**** Stored data ****

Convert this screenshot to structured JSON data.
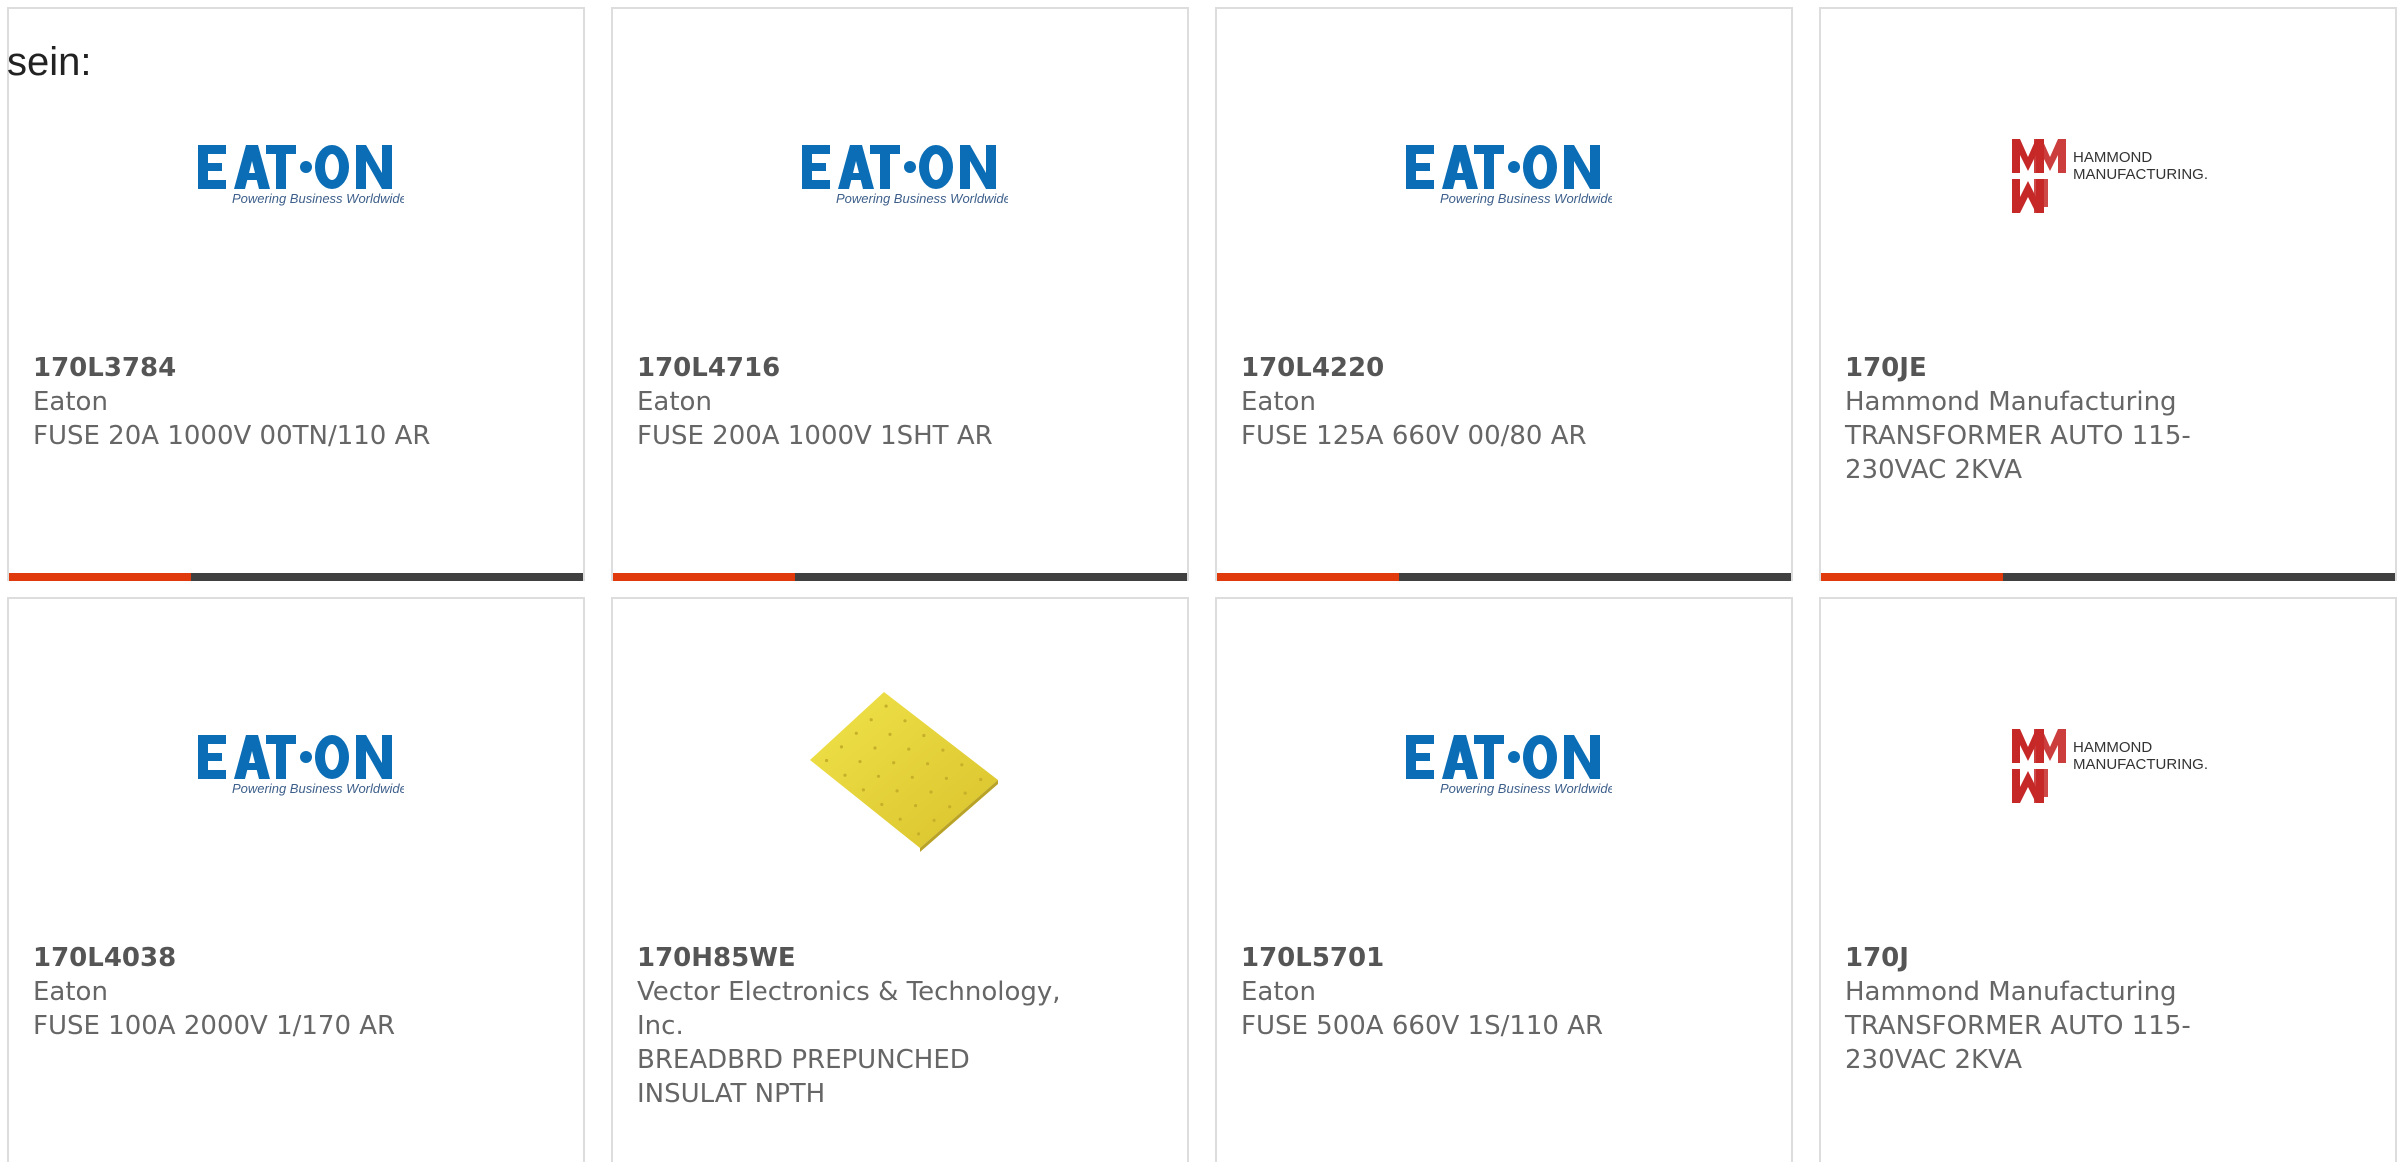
{
  "intro_text": "sein:",
  "brand_colors": {
    "accent_bar": "#e03a0c",
    "bar_dark": "#404040",
    "eaton_blue": "#0a6db5",
    "hammond_red": "#c62828"
  },
  "logos": {
    "eaton": {
      "word": "EAT N",
      "tagline": "Powering Business Worldwide"
    },
    "hammond": {
      "line1": "HAMMOND",
      "line2": "MANUFACTURING."
    }
  },
  "products": [
    {
      "part_number": "170L3784",
      "manufacturer": "Eaton",
      "description": "FUSE 20A 1000V 00TN/110 AR",
      "image": "eaton-logo"
    },
    {
      "part_number": "170L4716",
      "manufacturer": "Eaton",
      "description": "FUSE 200A 1000V 1SHT AR",
      "image": "eaton-logo"
    },
    {
      "part_number": "170L4220",
      "manufacturer": "Eaton",
      "description": "FUSE 125A 660V 00/80 AR",
      "image": "eaton-logo"
    },
    {
      "part_number": "170JE",
      "manufacturer": "Hammond Manufacturing",
      "description": "TRANSFORMER AUTO 115-230VAC 2KVA",
      "image": "hammond-logo"
    },
    {
      "part_number": "170L4038",
      "manufacturer": "Eaton",
      "description": "FUSE 100A 2000V 1/170 AR",
      "image": "eaton-logo"
    },
    {
      "part_number": "170H85WE",
      "manufacturer": "Vector Electronics & Technology, Inc.",
      "description": "BREADBRD PREPUNCHED INSULAT NPTH",
      "image": "breadboard-photo"
    },
    {
      "part_number": "170L5701",
      "manufacturer": "Eaton",
      "description": "FUSE 500A 660V 1S/110 AR",
      "image": "eaton-logo"
    },
    {
      "part_number": "170J",
      "manufacturer": "Hammond Manufacturing",
      "description": "TRANSFORMER AUTO 115-230VAC 2KVA",
      "image": "hammond-logo"
    }
  ]
}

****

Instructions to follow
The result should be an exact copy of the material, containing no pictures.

Solution for this exercise
Convert this screenshot to structured JSON data.
{
  "intro_text": "sein:",
  "brand_colors": {
    "accent_bar": "#e03a0c",
    "bar_dark": "#404040",
    "eaton_blue": "#0a6db5",
    "hammond_red": "#c62828"
  },
  "logos": {
    "eaton": {
      "word": "EAT N",
      "tagline": "Powering Business Worldwide"
    },
    "hammond": {
      "line1": "HAMMOND",
      "line2": "MANUFACTURING."
    }
  },
  "products": [
    {
      "part_number": "170L3784",
      "manufacturer": "Eaton",
      "description": "FUSE 20A 1000V 00TN/110 AR",
      "image": "eaton-logo"
    },
    {
      "part_number": "170L4716",
      "manufacturer": "Eaton",
      "description": "FUSE 200A 1000V 1SHT AR",
      "image": "eaton-logo"
    },
    {
      "part_number": "170L4220",
      "manufacturer": "Eaton",
      "description": "FUSE 125A 660V 00/80 AR",
      "image": "eaton-logo"
    },
    {
      "part_number": "170JE",
      "manufacturer": "Hammond Manufacturing",
      "description": "TRANSFORMER AUTO 115-230VAC 2KVA",
      "image": "hammond-logo"
    },
    {
      "part_number": "170L4038",
      "manufacturer": "Eaton",
      "description": "FUSE 100A 2000V 1/170 AR",
      "image": "eaton-logo"
    },
    {
      "part_number": "170H85WE",
      "manufacturer": "Vector Electronics & Technology, Inc.",
      "description": "BREADBRD PREPUNCHED INSULAT NPTH",
      "image": "breadboard-photo"
    },
    {
      "part_number": "170L5701",
      "manufacturer": "Eaton",
      "description": "FUSE 500A 660V 1S/110 AR",
      "image": "eaton-logo"
    },
    {
      "part_number": "170J",
      "manufacturer": "Hammond Manufacturing",
      "description": "TRANSFORMER AUTO 115-230VAC 2KVA",
      "image": "hammond-logo"
    }
  ]
}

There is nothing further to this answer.